Fig. S1 shows FACS-based screening for enrichment of the A1aY1 sequence and NMR structural determination and titrations with the α CTT peptides. Fig. S2 shows z-projected confocal images of U2OS cells transfected with EGFP, mCherry, mCitrine, TagBFP, and TagRFP-T fused A1aY1 constructs. Fig. S3 shows differential expression of the A1aY1 binder at low/medium and high levels and quantification of total binder concentration inside the cell. Fig. S4 shows comparison and characterization of different vasohibins and CPA treatment of tubulin. Fig. S5 shows cell viability assays and measurement of microtubule dynamic instability parameters. Video 1 shows visualization of microtubule dynamics using red tyrosination sensor (Fig. 6 A). Video 2 shows microtubule growth rate measurements (Fig. 6 B; and Fig. S5, H–J) using EB3-GFP (green), transfected in stable U2OS cells expressing red tyrosination sensor (gray). Video 3 shows stable U2OS expressing the red tyrosination sensor as a control (no drug treatment) undergoing normal dynamic instability behavior (Fig. 7 A). Video 4 shows microtubule depolymerization induced by treating stable cells expressing the red tyrosination sensor with 10 µm nocodazole (Fig. 7, B and E). Video 5 shows microtubule depolymerization and severing events induced by treating stable cells expressing the red tyrosination sensor with 500 µm colchicine (Fig. 7, C, E, and F). Video 6 shows microtubule depolymerization and severing events induced by treating stable cells expressing the red tyrosination sensor with 1 µm vincristine (Fig. 7, D–F). Video 7 shows 3D-SIM reconstructions of interphase and mitotic phase of U2OS cells stably expressing red tyrosination sensor (Fig. 8).

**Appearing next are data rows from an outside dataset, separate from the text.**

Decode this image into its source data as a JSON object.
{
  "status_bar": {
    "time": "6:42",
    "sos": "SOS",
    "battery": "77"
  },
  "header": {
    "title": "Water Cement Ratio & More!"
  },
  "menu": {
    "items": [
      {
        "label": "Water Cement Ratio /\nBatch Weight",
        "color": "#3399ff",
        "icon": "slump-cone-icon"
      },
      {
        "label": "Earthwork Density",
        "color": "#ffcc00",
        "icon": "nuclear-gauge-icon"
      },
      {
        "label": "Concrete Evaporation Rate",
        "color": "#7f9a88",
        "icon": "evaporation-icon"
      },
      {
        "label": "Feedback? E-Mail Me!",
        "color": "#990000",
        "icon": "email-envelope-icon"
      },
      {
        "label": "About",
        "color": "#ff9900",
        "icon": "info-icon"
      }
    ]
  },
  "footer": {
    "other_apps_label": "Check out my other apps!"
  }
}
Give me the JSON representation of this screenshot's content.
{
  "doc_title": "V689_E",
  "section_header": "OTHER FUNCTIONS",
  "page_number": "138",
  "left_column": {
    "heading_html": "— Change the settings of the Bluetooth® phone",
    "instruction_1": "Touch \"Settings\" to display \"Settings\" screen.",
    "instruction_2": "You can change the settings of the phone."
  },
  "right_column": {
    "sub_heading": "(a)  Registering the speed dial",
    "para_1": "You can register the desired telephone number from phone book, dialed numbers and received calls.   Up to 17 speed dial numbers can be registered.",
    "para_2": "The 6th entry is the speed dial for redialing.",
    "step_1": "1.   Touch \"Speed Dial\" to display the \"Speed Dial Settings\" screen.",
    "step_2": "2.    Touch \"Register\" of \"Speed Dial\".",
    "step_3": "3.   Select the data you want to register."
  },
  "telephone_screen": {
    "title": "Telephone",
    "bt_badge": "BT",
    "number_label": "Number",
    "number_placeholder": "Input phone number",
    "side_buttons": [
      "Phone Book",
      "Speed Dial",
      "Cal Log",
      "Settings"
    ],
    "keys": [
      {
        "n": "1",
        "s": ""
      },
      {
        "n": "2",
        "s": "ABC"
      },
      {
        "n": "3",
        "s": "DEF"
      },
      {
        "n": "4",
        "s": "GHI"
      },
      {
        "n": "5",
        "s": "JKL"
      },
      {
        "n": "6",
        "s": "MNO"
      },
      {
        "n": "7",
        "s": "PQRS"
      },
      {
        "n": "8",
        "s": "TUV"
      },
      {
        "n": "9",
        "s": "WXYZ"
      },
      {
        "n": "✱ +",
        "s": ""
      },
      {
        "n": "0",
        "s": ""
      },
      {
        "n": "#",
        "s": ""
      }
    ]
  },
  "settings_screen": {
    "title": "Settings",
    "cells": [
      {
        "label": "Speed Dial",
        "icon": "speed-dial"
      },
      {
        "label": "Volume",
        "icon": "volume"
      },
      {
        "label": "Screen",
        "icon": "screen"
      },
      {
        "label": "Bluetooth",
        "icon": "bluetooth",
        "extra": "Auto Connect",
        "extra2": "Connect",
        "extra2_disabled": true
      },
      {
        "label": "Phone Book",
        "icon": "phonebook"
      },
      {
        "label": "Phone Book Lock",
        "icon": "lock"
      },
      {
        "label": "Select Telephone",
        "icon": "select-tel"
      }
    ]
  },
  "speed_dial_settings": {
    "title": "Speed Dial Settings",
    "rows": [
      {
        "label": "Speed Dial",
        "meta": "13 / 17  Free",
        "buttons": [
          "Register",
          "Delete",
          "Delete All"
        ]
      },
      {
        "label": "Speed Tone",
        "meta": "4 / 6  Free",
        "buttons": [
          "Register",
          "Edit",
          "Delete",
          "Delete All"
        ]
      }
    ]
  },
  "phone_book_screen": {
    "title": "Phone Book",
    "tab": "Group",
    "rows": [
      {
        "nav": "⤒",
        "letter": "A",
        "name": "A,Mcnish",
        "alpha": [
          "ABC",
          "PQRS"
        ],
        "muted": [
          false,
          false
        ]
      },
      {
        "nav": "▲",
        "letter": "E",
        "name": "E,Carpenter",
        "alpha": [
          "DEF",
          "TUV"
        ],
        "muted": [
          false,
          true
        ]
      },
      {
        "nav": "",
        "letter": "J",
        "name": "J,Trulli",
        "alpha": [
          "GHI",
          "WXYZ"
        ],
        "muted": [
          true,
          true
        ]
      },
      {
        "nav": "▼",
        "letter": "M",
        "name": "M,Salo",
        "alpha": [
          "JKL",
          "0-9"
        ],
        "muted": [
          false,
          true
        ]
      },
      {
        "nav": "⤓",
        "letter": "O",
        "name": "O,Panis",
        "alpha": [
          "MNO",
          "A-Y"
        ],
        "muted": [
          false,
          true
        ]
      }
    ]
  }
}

The authors acknowledge the NMR facility of Biophysics Core and the Central Imaging and Flow Facility at NCBS/inStem/Centre for Cellular and Molecular Platforms campus. The authors thank V. Henriot (Institut Curie, Paris, France) for technical assistance and A. Akhmanova (University of Utrecht, Utrecht, Netherlands) for kindly providing essential reagents.
S. Kesarwani and P. Lama are supported by the inStem Graduate Program. A. Chandra is a Wellcome Trust Department of Biotechnology (DBT) India Alliance Early Career Fellow (IA/E/15/1/502339). C. Janke is supported by the Institut Curie, Agence Nationale de la Recherche award ANR-17-CE13-0021, Institut National du Cancer grant 2014-PL BIO-11-ICR-1, and the Fondation pour la Recherche Medicale grant DEQ20170336756. S. Bodakuntla was supported by Fondation pour la Recherche Medicale grant FDT201805005465. Jijumon A.S was supported by the European Union’s Horizon 2020 research and innovation program under Marie Skłodowska-Curie grant agreement 675737, and Fondation pour la Recherche Medicale grant FDT201904008210. The NMR facility is supported by a DBT B-life grant (BT/PR5081/INF/156/2012). The project was partly supported by Tata Institute of Fundamental Research. R. Das acknowledges support from a DBT-Ramalingaswamy fellowship (BT/HRD/23/02/2006). M. Sirajuddin acknowledges support from inStem core grants from the Department of Biotechnology, India, DBT/Wellcome Trust India Alliance Intermediate Fellowship (IA/I/14/2/501533) and European Molecular Biology Organization Young Investigator award. C. Janke and M. Sirajuddin are jointly funded by CEFIPRA (5703-1).
S. Kesarwani, B.M. Rao, and M. Sirajuddin are inventors on a provisional patent application related to the usage and application of A1aY1 binder sequence. The remaining authors declare no competing financial interests.
Author contributions: S. Kesarwani and M. Sirajuddin conceptualized the project. S. Kesarwani screened, validated, and performed the microscopy experiments with the binder. P. Lama carried out the motor motility and in-vitro binding experiments. A. Chandra and S. Kesarwani performed 3D-SIM imaging. S. Bodakuntla, A.S. Jijumon, and C. Janke provided and validated the reagents for PTM specificity work and HeLa tubulin. S. Bodakuntla performed the CLIP-170 experiments in cells. P. Purushotam Reddy and R. Das determined the NMR structure. B.M. Rao provided the yeast display library and valuable inputs in screening. M. Sirajuddin supervised the project. S. Kesarwani and M. Sirajuddin wrote the manuscript with inputs from all authors.